• _What is required_
All entries below are to be set down again exactly as given.

• _Information provided_
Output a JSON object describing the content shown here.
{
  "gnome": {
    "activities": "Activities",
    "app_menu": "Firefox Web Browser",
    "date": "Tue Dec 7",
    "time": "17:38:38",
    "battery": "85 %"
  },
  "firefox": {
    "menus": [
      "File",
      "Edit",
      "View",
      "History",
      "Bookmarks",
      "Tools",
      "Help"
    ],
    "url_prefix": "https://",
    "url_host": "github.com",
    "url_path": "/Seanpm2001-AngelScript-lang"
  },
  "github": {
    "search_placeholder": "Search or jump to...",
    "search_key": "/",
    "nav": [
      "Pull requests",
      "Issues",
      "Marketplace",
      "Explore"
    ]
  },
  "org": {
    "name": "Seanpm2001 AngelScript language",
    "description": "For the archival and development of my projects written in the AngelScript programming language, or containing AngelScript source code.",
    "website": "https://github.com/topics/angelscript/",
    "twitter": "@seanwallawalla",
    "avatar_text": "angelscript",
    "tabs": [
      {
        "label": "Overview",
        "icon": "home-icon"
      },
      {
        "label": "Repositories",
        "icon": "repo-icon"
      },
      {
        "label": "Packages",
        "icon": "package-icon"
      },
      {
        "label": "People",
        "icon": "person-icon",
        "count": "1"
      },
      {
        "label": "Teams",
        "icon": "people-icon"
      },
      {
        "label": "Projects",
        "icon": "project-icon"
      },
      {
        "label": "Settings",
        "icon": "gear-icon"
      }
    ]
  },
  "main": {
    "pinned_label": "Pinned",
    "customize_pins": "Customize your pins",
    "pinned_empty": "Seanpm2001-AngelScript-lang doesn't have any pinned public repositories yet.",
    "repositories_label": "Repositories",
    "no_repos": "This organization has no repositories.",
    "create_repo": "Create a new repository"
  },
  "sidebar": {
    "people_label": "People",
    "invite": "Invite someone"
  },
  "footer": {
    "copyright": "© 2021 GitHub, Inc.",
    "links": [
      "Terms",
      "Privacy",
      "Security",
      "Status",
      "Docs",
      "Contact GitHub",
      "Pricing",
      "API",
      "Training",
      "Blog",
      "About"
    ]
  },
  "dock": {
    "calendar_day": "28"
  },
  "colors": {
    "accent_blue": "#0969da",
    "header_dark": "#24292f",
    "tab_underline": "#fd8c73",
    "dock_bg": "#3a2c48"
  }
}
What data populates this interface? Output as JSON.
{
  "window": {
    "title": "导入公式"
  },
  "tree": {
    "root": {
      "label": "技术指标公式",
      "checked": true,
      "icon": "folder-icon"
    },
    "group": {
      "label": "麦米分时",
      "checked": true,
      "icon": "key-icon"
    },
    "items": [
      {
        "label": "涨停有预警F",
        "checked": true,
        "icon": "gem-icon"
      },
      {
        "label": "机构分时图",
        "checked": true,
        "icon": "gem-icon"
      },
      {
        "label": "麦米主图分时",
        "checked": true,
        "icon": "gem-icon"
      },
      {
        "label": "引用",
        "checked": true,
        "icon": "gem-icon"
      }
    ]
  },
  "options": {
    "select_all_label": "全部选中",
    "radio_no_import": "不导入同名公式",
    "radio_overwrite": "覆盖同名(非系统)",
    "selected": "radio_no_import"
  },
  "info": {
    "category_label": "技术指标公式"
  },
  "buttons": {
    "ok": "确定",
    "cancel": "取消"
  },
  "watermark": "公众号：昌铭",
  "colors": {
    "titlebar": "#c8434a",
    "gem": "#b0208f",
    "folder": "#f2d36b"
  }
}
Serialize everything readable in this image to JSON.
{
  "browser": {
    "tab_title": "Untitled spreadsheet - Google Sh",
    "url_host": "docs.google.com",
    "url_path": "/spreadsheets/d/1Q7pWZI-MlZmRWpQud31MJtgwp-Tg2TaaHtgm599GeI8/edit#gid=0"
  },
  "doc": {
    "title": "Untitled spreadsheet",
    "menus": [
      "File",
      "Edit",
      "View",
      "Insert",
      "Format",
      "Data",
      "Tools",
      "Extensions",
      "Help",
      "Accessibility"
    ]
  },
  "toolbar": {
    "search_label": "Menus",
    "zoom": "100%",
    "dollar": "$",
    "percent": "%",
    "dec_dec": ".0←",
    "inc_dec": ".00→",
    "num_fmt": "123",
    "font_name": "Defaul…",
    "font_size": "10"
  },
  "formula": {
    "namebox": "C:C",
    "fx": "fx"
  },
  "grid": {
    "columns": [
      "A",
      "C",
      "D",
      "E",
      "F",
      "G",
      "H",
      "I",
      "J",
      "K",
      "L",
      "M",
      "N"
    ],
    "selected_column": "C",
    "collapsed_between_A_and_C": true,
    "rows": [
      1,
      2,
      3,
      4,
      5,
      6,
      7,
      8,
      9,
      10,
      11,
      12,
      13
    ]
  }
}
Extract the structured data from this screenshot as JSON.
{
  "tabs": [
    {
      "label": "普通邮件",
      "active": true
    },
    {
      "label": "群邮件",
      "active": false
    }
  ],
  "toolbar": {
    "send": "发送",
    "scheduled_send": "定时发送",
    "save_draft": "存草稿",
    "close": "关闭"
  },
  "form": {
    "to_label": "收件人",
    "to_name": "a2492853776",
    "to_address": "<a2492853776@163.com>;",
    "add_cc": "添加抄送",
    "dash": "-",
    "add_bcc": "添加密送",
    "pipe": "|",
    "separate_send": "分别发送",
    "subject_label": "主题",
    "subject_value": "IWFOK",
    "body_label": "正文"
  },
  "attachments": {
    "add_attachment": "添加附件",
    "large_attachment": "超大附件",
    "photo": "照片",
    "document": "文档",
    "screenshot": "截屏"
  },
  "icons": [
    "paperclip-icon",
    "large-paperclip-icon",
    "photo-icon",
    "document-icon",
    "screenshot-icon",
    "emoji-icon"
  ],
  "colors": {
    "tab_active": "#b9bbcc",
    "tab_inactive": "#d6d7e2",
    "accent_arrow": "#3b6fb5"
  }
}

• _Output below_
Output a JSON object describing the content shown here.
{
  "gnome": {
    "activities": "Activities",
    "app_menu": "Firefox Web Browser",
    "date": "Tue Dec 7",
    "time": "17:38:38",
    "battery": "85 %"
  },
  "firefox": {
    "menus": [
      "File",
      "Edit",
      "View",
      "History",
      "Bookmarks",
      "Tools",
      "Help"
    ],
    "url_prefix": "https://",
    "url_host": "github.com",
    "url_path": "/Seanpm2001-AngelScript-lang"
  },
  "github": {
    "search_placeholder": "Search or jump to...",
    "search_key": "/",
    "nav": [
      "Pull requests",
      "Issues",
      "Marketplace",
      "Explore"
    ]
  },
  "org": {
    "name": "Seanpm2001 AngelScript language",
    "description": "For the archival and development of my projects written in the AngelScript programming language, or containing AngelScript source code.",
    "website": "https://github.com/topics/angelscript/",
    "twitter": "@seanwallawalla",
    "avatar_text": "angelscript",
    "tabs": [
      {
        "label": "Overview",
        "icon": "home-icon"
      },
      {
        "label": "Repositories",
        "icon": "repo-icon"
      },
      {
        "label": "Packages",
        "icon": "package-icon"
      },
      {
        "label": "People",
        "icon": "person-icon",
        "count": "1"
      },
      {
        "label": "Teams",
        "icon": "people-icon"
      },
      {
        "label": "Projects",
        "icon": "project-icon"
      },
      {
        "label": "Settings",
        "icon": "gear-icon"
      }
    ]
  },
  "main": {
    "pinned_label": "Pinned",
    "customize_pins": "Customize your pins",
    "pinned_empty": "Seanpm2001-AngelScript-lang doesn't have any pinned public repositories yet.",
    "repositories_label": "Repositories",
    "no_repos": "This organization has no repositories.",
    "create_repo": "Create a new repository"
  },
  "sidebar": {
    "people_label": "People",
    "invite": "Invite someone"
  },
  "footer": {
    "copyright": "© 2021 GitHub, Inc.",
    "links": [
      "Terms",
      "Privacy",
      "Security",
      "Status",
      "Docs",
      "Contact GitHub",
      "Pricing",
      "API",
      "Training",
      "Blog",
      "About"
    ]
  },
  "dock": {
    "calendar_day": "28"
  },
  "colors": {
    "accent_blue": "#0969da",
    "header_dark": "#24292f",
    "tab_underline": "#fd8c73",
    "dock_bg": "#3a2c48"
  }
}
What data populates this interface? Output as JSON.
{
  "window": {
    "title": "导入公式"
  },
  "tree": {
    "root": {
      "label": "技术指标公式",
      "checked": true,
      "icon": "folder-icon"
    },
    "group": {
      "label": "麦米分时",
      "checked": true,
      "icon": "key-icon"
    },
    "items": [
      {
        "label": "涨停有预警F",
        "checked": true,
        "icon": "gem-icon"
      },
      {
        "label": "机构分时图",
        "checked": true,
        "icon": "gem-icon"
      },
      {
        "label": "麦米主图分时",
        "checked": true,
        "icon": "gem-icon"
      },
      {
        "label": "引用",
        "checked": true,
        "icon": "gem-icon"
      }
    ]
  },
  "options": {
    "select_all_label": "全部选中",
    "radio_no_import": "不导入同名公式",
    "radio_overwrite": "覆盖同名(非系统)",
    "selected": "radio_no_import"
  },
  "info": {
    "category_label": "技术指标公式"
  },
  "buttons": {
    "ok": "确定",
    "cancel": "取消"
  },
  "watermark": "公众号：昌铭",
  "colors": {
    "titlebar": "#c8434a",
    "gem": "#b0208f",
    "folder": "#f2d36b"
  }
}
Serialize everything readable in this image to JSON.
{
  "browser": {
    "tab_title": "Untitled spreadsheet - Google Sh",
    "url_host": "docs.google.com",
    "url_path": "/spreadsheets/d/1Q7pWZI-MlZmRWpQud31MJtgwp-Tg2TaaHtgm599GeI8/edit#gid=0"
  },
  "doc": {
    "title": "Untitled spreadsheet",
    "menus": [
      "File",
      "Edit",
      "View",
      "Insert",
      "Format",
      "Data",
      "Tools",
      "Extensions",
      "Help",
      "Accessibility"
    ]
  },
  "toolbar": {
    "search_label": "Menus",
    "zoom": "100%",
    "dollar": "$",
    "percent": "%",
    "dec_dec": ".0←",
    "inc_dec": ".00→",
    "num_fmt": "123",
    "font_name": "Defaul…",
    "font_size": "10"
  },
  "formula": {
    "namebox": "C:C",
    "fx": "fx"
  },
  "grid": {
    "columns": [
      "A",
      "C",
      "D",
      "E",
      "F",
      "G",
      "H",
      "I",
      "J",
      "K",
      "L",
      "M",
      "N"
    ],
    "selected_column": "C",
    "collapsed_between_A_and_C": true,
    "rows": [
      1,
      2,
      3,
      4,
      5,
      6,
      7,
      8,
      9,
      10,
      11,
      12,
      13
    ]
  }
}
Extract the structured data from this screenshot as JSON.
{
  "tabs": [
    {
      "label": "普通邮件",
      "active": true
    },
    {
      "label": "群邮件",
      "active": false
    }
  ],
  "toolbar": {
    "send": "发送",
    "scheduled_send": "定时发送",
    "save_draft": "存草稿",
    "close": "关闭"
  },
  "form": {
    "to_label": "收件人",
    "to_name": "a2492853776",
    "to_address": "<a2492853776@163.com>;",
    "add_cc": "添加抄送",
    "dash": "-",
    "add_bcc": "添加密送",
    "pipe": "|",
    "separate_send": "分别发送",
    "subject_label": "主题",
    "subject_value": "IWFOK",
    "body_label": "正文"
  },
  "attachments": {
    "add_attachment": "添加附件",
    "large_attachment": "超大附件",
    "photo": "照片",
    "document": "文档",
    "screenshot": "截屏"
  },
  "icons": [
    "paperclip-icon",
    "large-paperclip-icon",
    "photo-icon",
    "document-icon",
    "screenshot-icon",
    "emoji-icon"
  ],
  "colors": {
    "tab_active": "#b9bbcc",
    "tab_inactive": "#d6d7e2",
    "accent_arrow": "#3b6fb5"
  }
}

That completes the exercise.